The Nike Adapt Huarache, which the company announced on Thursday, uses FitAdapt self-lacing technology that is paired with Apple’s Siri to tighten or loosen your laces. You can use either your Apple Watch or your iPhone to issue the Siri commands. It’s based on the original Nike Huarache, which debuted in 1991.
“[The Nike Adapt Huarache] propels Nike FitAdapt into the fast-paced, quick-shifting world of the everyday athlete — offering the personalized comfort needed in, say, the sprint to catch the bus, before seamlessly shifting fit as you settle into an empty seat with a sigh of quiet relief,” Nike said in the announcement.
Along with controlling the laces, you’ll also be able to use Siri to change the color of the LED lights on the sole of the shoe. You can switch up the color manually or create your own custom fit and light combinations, Nike said.
The shoes will be released through Nike’s SNKRS app and at select retailers on September 13. A Nike spokesperson confirmed to Digital Trends that the shoes will cost $350.
Nike’s FitAdapt technology is similar to its 2016 HyperAdapt 1.0 electronic adaptive lacing that enables the shoe to gently tighten around the foot when pressure sensors on the heel are activated. Those shoes initially sold for $720.

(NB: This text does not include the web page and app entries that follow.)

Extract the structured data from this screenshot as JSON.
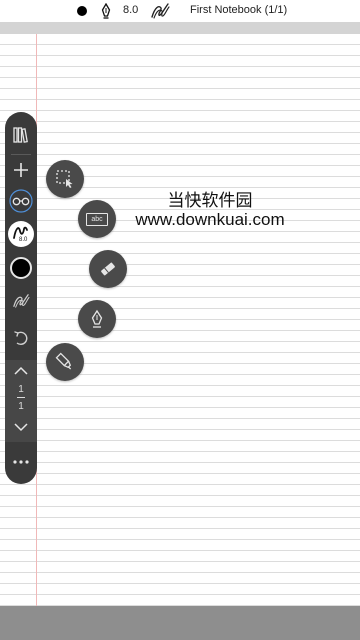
{
  "status_bar": {
    "brush_size": "8.0",
    "notebook_title": "First Notebook (1/1)"
  },
  "toolbar": {
    "items": [
      "library-icon",
      "add-icon",
      "glasses-icon",
      "pen-preset-icon",
      "color-icon",
      "stroke-icon",
      "undo-icon",
      "page-up-icon",
      "page-down-icon",
      "more-icon"
    ],
    "pen_preset_size": "8.0",
    "current_page": "1",
    "total_pages": "1",
    "more_label": "..."
  },
  "tool_fan": {
    "items": [
      "lasso-select-icon",
      "text-box-icon",
      "eraser-icon",
      "fountain-pen-icon",
      "highlighter-icon"
    ],
    "text_box_label": "abc"
  },
  "watermark": {
    "title": "当快软件园",
    "url": "www.downkuai.com"
  },
  "colors": {
    "toolbar_bg": "#3a3a3a",
    "fab_bg": "#4a4a4a",
    "glasses_accent": "#4f8fd8",
    "margin_line": "#f0b8b8",
    "ruled_line": "#dcdcdc",
    "bottom_bar": "#8e8e8e"
  }
}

A newer version of the HyperAdapt 1.0 shoe came out in January as the Nike Adapt BB shoe, which built on the power-lacing technology concept. That model also sold for $350.

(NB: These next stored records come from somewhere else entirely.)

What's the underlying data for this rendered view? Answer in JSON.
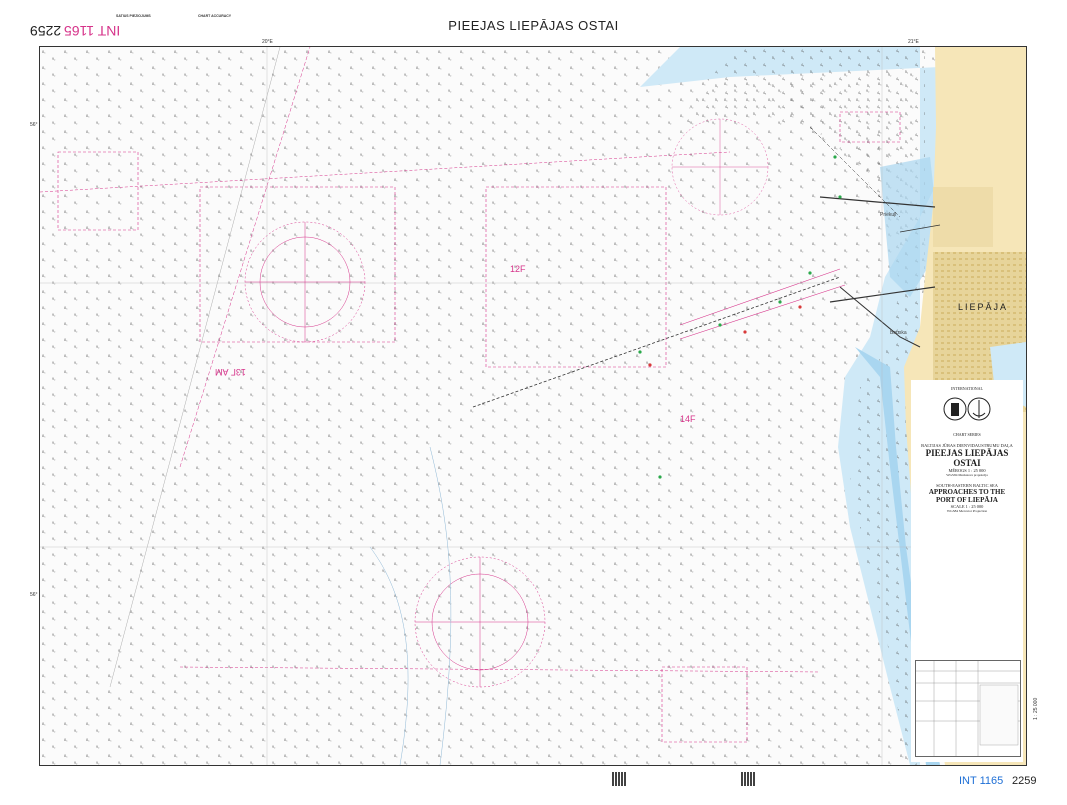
{
  "header": {
    "title": "PIEEJAS LIEPĀJAS OSTAI",
    "int_label": "INT 1165",
    "chart_number": "2259"
  },
  "notes": {
    "left_heading": "SATIUS PIEZIOJUMS",
    "right_heading": "CHART ACCURACY"
  },
  "map": {
    "town_label": "LIEPĀJA",
    "places": [
      "Priekuļi",
      "Bauska"
    ],
    "areas": [
      "12F",
      "13Г AM",
      "14F"
    ],
    "compass_rose_count": 2,
    "latitude_marks": [
      "56°",
      "56°"
    ],
    "longitude_marks": [
      "20°E",
      "21°E"
    ],
    "colors": {
      "deep_water": "#fbfbfb",
      "shallow_water": "#cfe9f7",
      "very_shallow": "#a9d6f0",
      "land": "#f6e6b8",
      "town": "#e7d49a",
      "magenta": "#d6338a"
    }
  },
  "panel": {
    "org": "INTERNATIONAL",
    "org_bottom": "CHART SERIES",
    "title_lv_sub": "BALTIJAS JŪRAS DIENVIDAUSTRUMU DAĻA",
    "title_lv": "PIEEJAS LIEPĀJAS OSTAI",
    "scale_lv": "MĒROGS 1 : 25 000",
    "proj_lv": "WGS84 Merkatora projekcija",
    "title_en_sub": "SOUTH-EASTERN BALTIC SEA",
    "title_en_1": "APPROACHES TO THE",
    "title_en_2": "PORT OF LIEPĀJA",
    "scale_en": "SCALE 1 : 25 000",
    "proj_en": "WGS84 Mercator Projection"
  },
  "footer": {
    "int_label": "INT 1165",
    "chart_number": "2259",
    "scale_side": "1 : 25 000"
  }
}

Both models have built-in sensors to create a better fit, but with the Adapt Huarache, you’ll be able to control the tightening and loosening technology with the sound of your voice.
Nike’s foray into tech-inspired sneakers may have first began with Marty McFly’s Nike Mag sneakers inspired by Back to the Future II, but the company has paired shoes and technology more frequently in recent years. The company even made a limited number of replica self-lacing pairs in 2016.
Aside from shoes, Nike’s augmented reality feature for its smartphone app, Engadget, uses your smartphone’s camera to make a detailed scan of your feet to get your ideal shoe size. The company even made a running track in 2017 where you could race against your digital self to beat your record.
Update 8/29: Added price information from a Nike spokesperson.
- From the moon to mass production: 10 pieces of modern tech indebted to Apollo
- Materials in new Nike Joyride running shoes put environmentalists on alert
- The Beats Studio3 noise-canceling headphones are down to $280 on Amazon
- Digital Trends Live: Possible iPhone vulnerability, Nike’s Siri-controlled laces
- Apple apologizes for letting contractors listen to Siri recordings of sex